Following the announcement that National Trading Standards and the Competition and Markets Authority (CMA) are set to improve the standard of upfront information in residential property deals, the team at law firm Irwin Mitchell share their views.
National Trading Standards has announced that by the end of May 2022 all property listings will need to contain the property’s council tax band or rate and the property price and tenure information (for sales), in a new effort to improve the availability of upfront information in the conveyancing process. Data fields for the information will start to appear on portals over the coming weeks.
In a move generally welcomed by the industry, the announcement is in line with the government’s Levelling Up White Paper which spoke of “ensuring the critical material information buyers need to know…is available digitally wherever possible from trusted and authenticated sources, and provided only once.”
The changes represent the first phase of a three-phase project by the National Trading Standards Estate and Letting Agency Team (NTSELAT), in partnership with industry leaders and the UK’s major property portal- and define what constitutes material information for property listings.
Two further phases are being developed, which will incorporate further material information such as restrictive covenants, flood risk and other specific factors that may impact certain properties.
As the new data fields for tenure, price and council tax are added to portals, those left empty by an agent will be flagged on the listing so that consumers can see what is missing. This will link to advice on why that information is important and how it may be obtained.
National Trading Standards wants all material information to be mandatory on property listings once all three phases of the project are complete. At that stage, agents will need to include all the required information before it is listed on a property portal.
In addition to the announcement by the NTS, The Competition and Markets Authority (CMA) has also been working to improve how the leasehold market works for consumers. It is investigating and has acted against potential breaches of consumer protection law in the leasehold housing market, including unfair contract terms in leases as well as broader allegations of misselling of leasehold property.
The CMA has also stressed the importance of people being fully aware of the annual costs of owning a home before they buy, and that clearer upfront information is needed when properties are sold.
Jeremy Raj, head of residential property at Irwin Mitchell, commented on these two initiatives: ”The origins of this announcement can be traced back to the Consumer Protection legislation of 2008, so many will be of the view that it is long overdue. The more alert parts of the industry have known this was coming for some time, but it is fair to say that some parts of the industry will struggle to adapt and we are looking at a significant shift in the home buying and selling process.”
He says many people will be surprised that it is only now being made clear that relatively basic ‘material’ information regarding a property must be provided upfront.
“The truth is that until now, most people making an offer on a house or flat have been woefully uninformed and had to hope that the conveyancing/survey process wouldn’t reveal anything that would cause them to change their minds about whether to proceed – or whether the price they offered was correct.
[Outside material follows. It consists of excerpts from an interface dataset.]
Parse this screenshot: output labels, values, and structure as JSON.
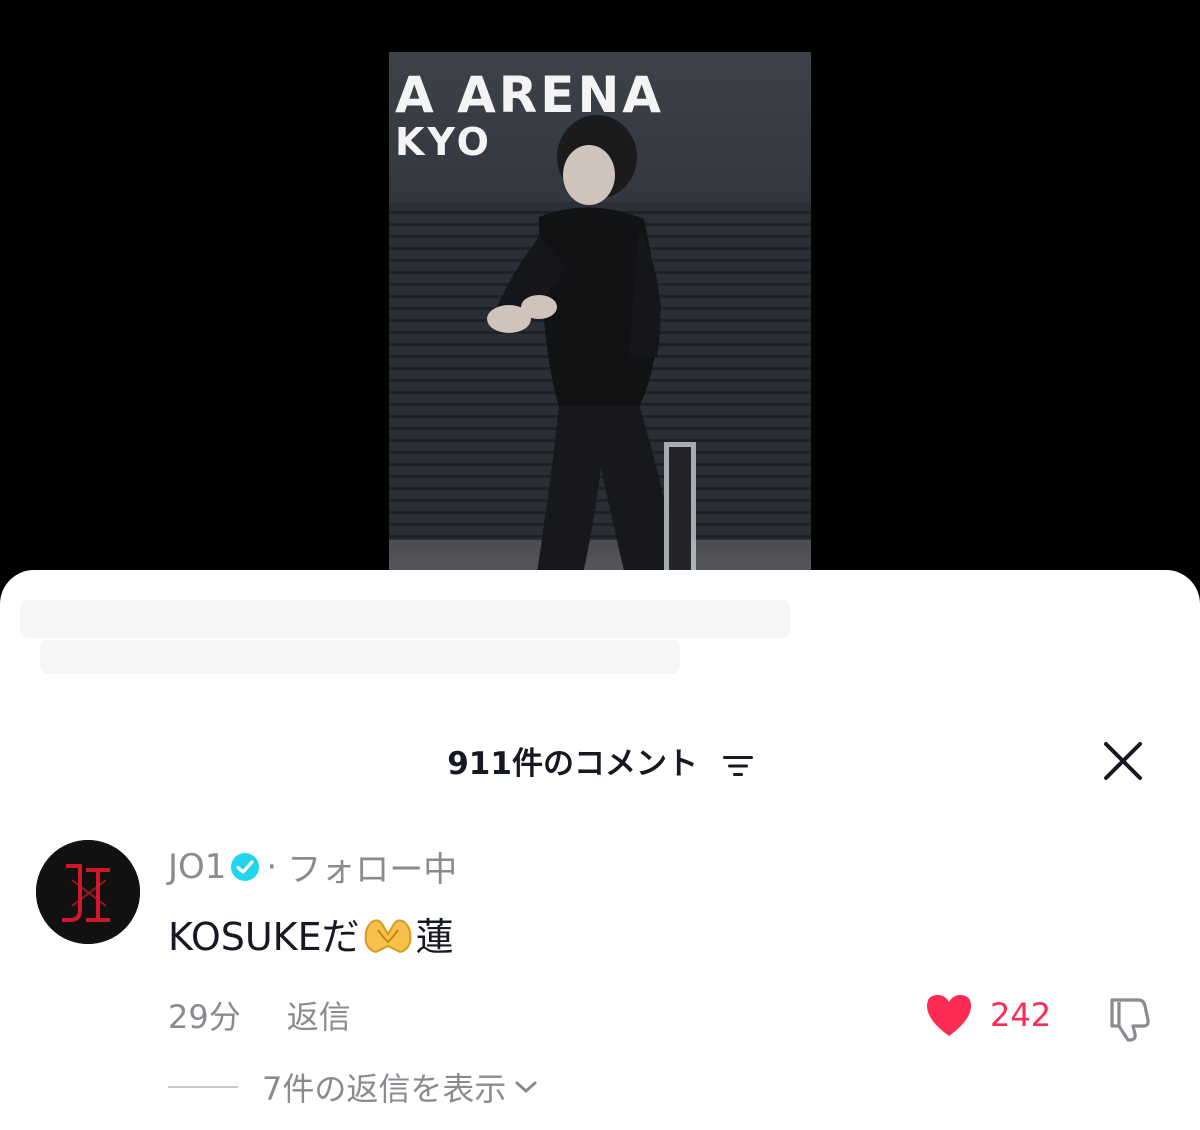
{
  "video": {
    "wall_text_line1": "A ARENA",
    "wall_text_line2": "KYO"
  },
  "comments_panel": {
    "title": "911件のコメント",
    "filter_icon": "filter-lines-icon",
    "close_icon": "close-icon"
  },
  "comment": {
    "username": "JO1",
    "verified_icon": "verified-badge-icon",
    "separator": "·",
    "follow_status": "フォロー中",
    "text_before_emoji": "KOSUKEだ",
    "emoji": "heart-hands-emoji",
    "text_after_emoji": "蓮",
    "time": "29分",
    "reply_label": "返信",
    "like_count": "242",
    "view_replies_label": "7件の返信を表示"
  },
  "colors": {
    "like_red": "#fe2c55",
    "verified_blue": "#20d5ec",
    "text_primary": "#161823",
    "text_secondary": "#8a8b91"
  }
}
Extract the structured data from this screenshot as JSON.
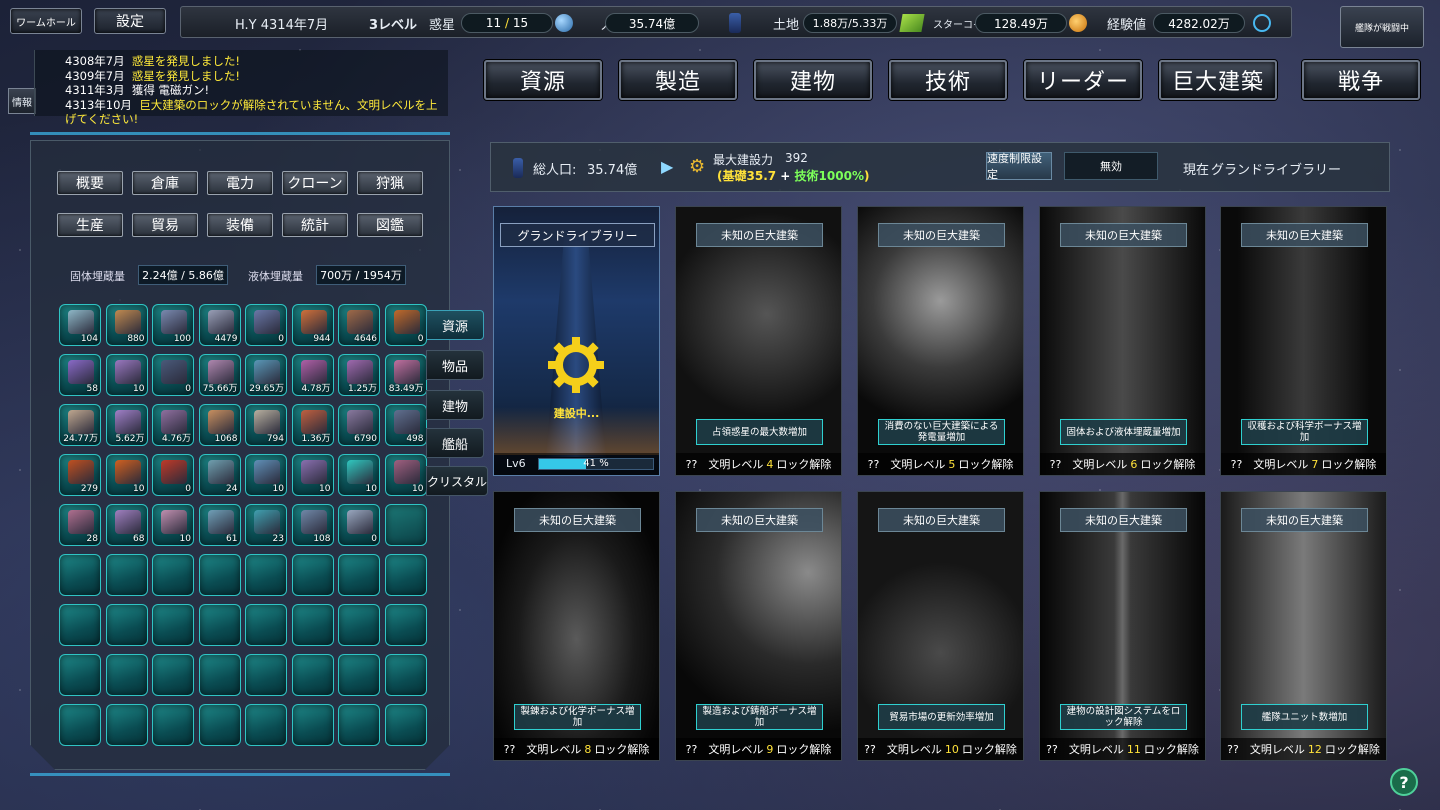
{
  "top": {
    "wormhole_btn": "ワームホール",
    "settings_btn": "設定",
    "era": "H.Y 4314年7月",
    "level": "3レベル",
    "planet_label": "惑星",
    "planet_current": "11",
    "planet_sep": " / ",
    "planet_total": "15",
    "population_label": "人口",
    "population_value": "35.74億",
    "land_label": "土地",
    "land_value": "1.88万/5.33万",
    "starcoin_label": "スターコイン",
    "starcoin_value": "128.49万",
    "exp_label": "経験値",
    "exp_value": "4282.02万",
    "fleet_status": "艦隊が戦闘中"
  },
  "log": {
    "info_tab": "情報",
    "entries": [
      {
        "date": "4308年7月",
        "msg": "惑星を発見しました!"
      },
      {
        "date": "4309年7月",
        "msg": "惑星を発見しました!"
      },
      {
        "date": "4311年3月",
        "msg": "獲得 電磁ガン!"
      },
      {
        "date": "4313年10月",
        "msg": "巨大建築のロックが解除されていません、文明レベルを上げてください!"
      }
    ]
  },
  "nav": [
    "資源",
    "製造",
    "建物",
    "技術",
    "リーダー",
    "巨大建築",
    "戦争"
  ],
  "categories_row1": [
    "概要",
    "倉庫",
    "電力",
    "クローン",
    "狩猟"
  ],
  "categories_row2": [
    "生産",
    "貿易",
    "装備",
    "統計",
    "図鑑"
  ],
  "storage": {
    "solid_label": "固体埋蔵量",
    "solid_value": "2.24億 / 5.86億",
    "liquid_label": "液体埋蔵量",
    "liquid_value": "700万 / 1954万"
  },
  "side_tabs": [
    "資源",
    "物品",
    "建物",
    "艦船",
    "クリスタル"
  ],
  "inventory": [
    [
      "104",
      "880",
      "100",
      "4479",
      "0",
      "944",
      "4646",
      "0"
    ],
    [
      "58",
      "10",
      "0",
      "75.66万",
      "29.65万",
      "4.78万",
      "1.25万",
      "83.49万"
    ],
    [
      "24.77万",
      "5.62万",
      "4.76万",
      "1068",
      "794",
      "1.36万",
      "6790",
      "498"
    ],
    [
      "279",
      "10",
      "0",
      "24",
      "10",
      "10",
      "10",
      "10"
    ],
    [
      "28",
      "68",
      "10",
      "61",
      "23",
      "108",
      "0",
      ""
    ]
  ],
  "item_colors": [
    [
      "#8fb8c8",
      "#c08a50",
      "#7a8ab0",
      "#9aa0b8",
      "#6a78a8",
      "#d0703a",
      "#a06a48",
      "#c06a2a"
    ],
    [
      "#8a6ac8",
      "#9a78c0",
      "#4a5a7a",
      "#b088b0",
      "#5a98b8",
      "#b060a8",
      "#a06ab0",
      "#c070a0"
    ],
    [
      "#c0a890",
      "#a080c8",
      "#9070a0",
      "#c89060",
      "#b8b0a0",
      "#c06040",
      "#8a7aa0",
      "#607090"
    ],
    [
      "#c05020",
      "#d06020",
      "#c03a28",
      "#70a0b0",
      "#6090b8",
      "#8a70b0",
      "#30c8c0",
      "#a06080"
    ],
    [
      "#b07090",
      "#a080c0",
      "#c090b0",
      "#70a0b8",
      "#40a0b0",
      "#7088a8",
      "#9aa8c0",
      ""
    ]
  ],
  "info": {
    "total_pop_label": "総人口:",
    "total_pop_value": "35.74億",
    "max_build_label": "最大建設力",
    "max_build_value": "392",
    "open_paren": "(",
    "base_label": "基礎",
    "base_value": "35.7",
    "plus": " + ",
    "tech_label": "技術",
    "tech_value": "1000%",
    "close_paren": ")",
    "speed_limit_label": "速度制限設定",
    "speed_limit_value": "無効",
    "current_label": "現在",
    "current_value": "グランドライブラリー"
  },
  "grand_library": {
    "title": "グランドライブラリー",
    "status": "建設中...",
    "level": "Lv6",
    "progress_label": "41 %",
    "progress": 0.41
  },
  "cards": [
    {
      "title": "未知の巨大建築",
      "bonus": "占領惑星の最大数増加",
      "lock_pre": "??　文明レベル",
      "lock_level": "4",
      "lock_post": "ロック解除"
    },
    {
      "title": "未知の巨大建築",
      "bonus": "消費のない巨大建築による発電量増加",
      "lock_pre": "??　文明レベル",
      "lock_level": "5",
      "lock_post": "ロック解除"
    },
    {
      "title": "未知の巨大建築",
      "bonus": "固体および液体埋蔵量増加",
      "lock_pre": "??　文明レベル",
      "lock_level": "6",
      "lock_post": "ロック解除"
    },
    {
      "title": "未知の巨大建築",
      "bonus": "収穫および科学ボーナス増加",
      "lock_pre": "??　文明レベル",
      "lock_level": "7",
      "lock_post": "ロック解除"
    },
    {
      "title": "未知の巨大建築",
      "bonus": "製錬および化学ボーナス増加",
      "lock_pre": "??　文明レベル",
      "lock_level": "8",
      "lock_post": "ロック解除"
    },
    {
      "title": "未知の巨大建築",
      "bonus": "製造および鋳船ボーナス増加",
      "lock_pre": "??　文明レベル",
      "lock_level": "9",
      "lock_post": "ロック解除"
    },
    {
      "title": "未知の巨大建築",
      "bonus": "貿易市場の更新効率増加",
      "lock_pre": "??　文明レベル",
      "lock_level": "10",
      "lock_post": "ロック解除"
    },
    {
      "title": "未知の巨大建築",
      "bonus": "建物の設計図システムをロック解除",
      "lock_pre": "??　文明レベル",
      "lock_level": "11",
      "lock_post": "ロック解除"
    },
    {
      "title": "未知の巨大建築",
      "bonus": "艦隊ユニット数増加",
      "lock_pre": "??　文明レベル",
      "lock_level": "12",
      "lock_post": "ロック解除"
    }
  ],
  "help": "?",
  "colors": {
    "accent_yellow": "#ffe23a",
    "accent_cyan": "#2fd0d0",
    "progress_fill": "#35c8e8",
    "bonus_green": "#7dff5a"
  }
}
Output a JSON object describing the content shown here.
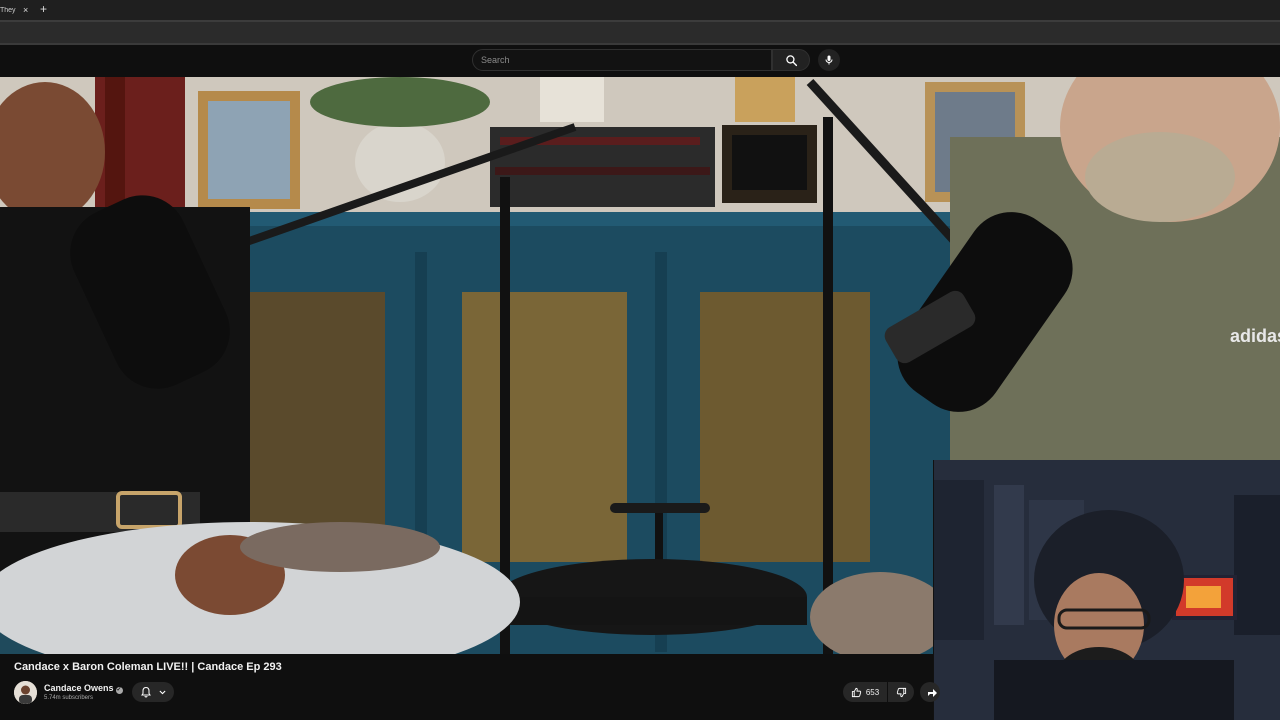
{
  "browser": {
    "tab": {
      "title": "They",
      "close_glyph": "×"
    },
    "new_tab_glyph": "+"
  },
  "masthead": {
    "search": {
      "placeholder": "Search",
      "value": ""
    },
    "icons": [
      "search-icon",
      "microphone-icon"
    ]
  },
  "video": {
    "title": "Candace x Baron Coleman LIVE!! | Candace Ep 293",
    "channel": {
      "name": "Candace Owens",
      "verified_glyph": "✓",
      "subscribers": "5.74m subscribers"
    },
    "actions": {
      "like_count": "653",
      "icons": [
        "bell-icon",
        "chevron-down-icon",
        "thumbs-up-icon",
        "thumbs-down-icon",
        "share-icon"
      ]
    }
  },
  "colors": {
    "background": "#0f0f0f",
    "button_bg": "#272727",
    "text_primary": "#f1f1f1",
    "text_secondary": "#aaaaaa"
  }
}
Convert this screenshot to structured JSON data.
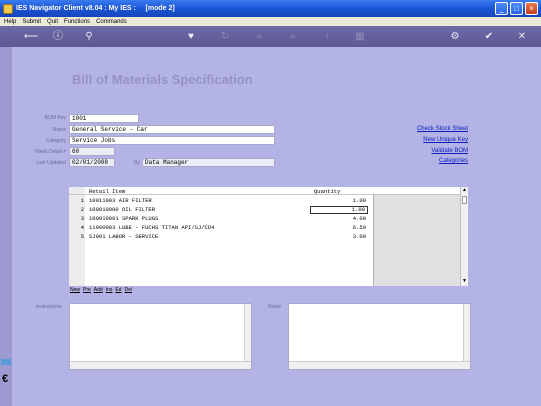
{
  "window": {
    "title": "IES Navigator Client v8.04 : My IES :     [mode 2]"
  },
  "menu": [
    "Help",
    "Submit",
    "Quit",
    "Functions",
    "Commands"
  ],
  "toolbar_icons": [
    "back-arrow-icon",
    "info-icon",
    "search-icon",
    "heart-icon",
    "refresh-icon",
    "first-icon",
    "last-icon",
    "up-icon",
    "grid-icon",
    "gear-icon",
    "check-icon",
    "close-icon"
  ],
  "page": {
    "title": "Bill of Materials Specification"
  },
  "form": {
    "bom_key_label": "BOM Key",
    "bom_key": "1001",
    "name_label": "Name",
    "name": "General Service - Car",
    "category_label": "Category",
    "category": "Service Jobs",
    "week_detail_label": "Week Detail #",
    "week_detail": "60",
    "last_updated_label": "Last Updated",
    "last_updated": "02/01/2008",
    "by_label": "By",
    "by": "Data Manager"
  },
  "links": {
    "check_stock": "Check Stock Sheet",
    "new_unique_key": "New Unique Key",
    "validate_bom": "Validate BOM",
    "categories": "Categories"
  },
  "grid": {
    "col_item": "Retail Item",
    "col_qty": "Quantity",
    "rows": [
      {
        "num": "1",
        "item": "10011003 AIR FILTER",
        "qty": "1.00"
      },
      {
        "num": "2",
        "item": "100010000 OIL FILTER",
        "qty": "1.00"
      },
      {
        "num": "3",
        "item": "100010001 SPARK PLUGS",
        "qty": "4.00"
      },
      {
        "num": "4",
        "item": "11000003 LUBE - FUCHS TITAN API/SJ/CD4",
        "qty": "6.50"
      },
      {
        "num": "5",
        "item": "SJ001 LABOR - SERVICE",
        "qty": "3.00"
      }
    ]
  },
  "grid_buttons": {
    "new": "New",
    "pre": "Pre",
    "add": "Add",
    "ins": "Ins",
    "ed": "Ed",
    "del": "Del"
  },
  "memos": {
    "instructions_label": "Instructions",
    "notes_label": "Notes"
  }
}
The potential for wasted time, money and emotional cost has been a flaw in the system since inception,” Raj adds.
“This first step will go some way towards redressing that flaw, although some problems will remain, and the position will still be that neither buyer nor seller will be bound to proceed until contracts have been exchanged. It also remains to be seen how much of the up-front information in the second and third phases the public will actually want to see or be able to evaluate themselves. Agents and conveyancers will need to take real care when supplying or explaining the information.”
He concludes: “Many in the industry will be scrambling to get themselves up to speed with the new requirements, which in the second and third phases will become quite onerous and will involve a dramatic change in the timing of information gathering and presentation. Another question is how widely this will be policed, and to what extent – enforcement by way of unlimited fines and a prison sentence of up to two years are likely to sharpen peoples’ focus and compliance rather quickly.”
*Irwin Mitchell is a full service law firm in the UK